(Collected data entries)

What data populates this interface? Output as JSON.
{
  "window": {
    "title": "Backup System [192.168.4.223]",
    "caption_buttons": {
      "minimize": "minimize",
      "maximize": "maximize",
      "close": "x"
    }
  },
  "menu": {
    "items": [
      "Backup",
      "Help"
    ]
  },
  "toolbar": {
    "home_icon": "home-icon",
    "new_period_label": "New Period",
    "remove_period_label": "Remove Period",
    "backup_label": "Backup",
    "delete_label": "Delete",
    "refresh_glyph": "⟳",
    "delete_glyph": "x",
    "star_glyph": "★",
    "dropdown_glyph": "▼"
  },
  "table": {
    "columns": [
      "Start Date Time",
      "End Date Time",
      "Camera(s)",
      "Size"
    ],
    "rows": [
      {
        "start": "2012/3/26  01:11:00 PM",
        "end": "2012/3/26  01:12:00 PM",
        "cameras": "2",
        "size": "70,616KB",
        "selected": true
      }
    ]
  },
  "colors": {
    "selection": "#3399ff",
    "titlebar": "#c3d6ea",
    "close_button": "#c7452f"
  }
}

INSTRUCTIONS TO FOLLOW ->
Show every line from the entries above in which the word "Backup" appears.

RESPONSE ->
    "title": "Backup System [192.168.4.223]",
      "Backup",
    "backup_label": "Backup",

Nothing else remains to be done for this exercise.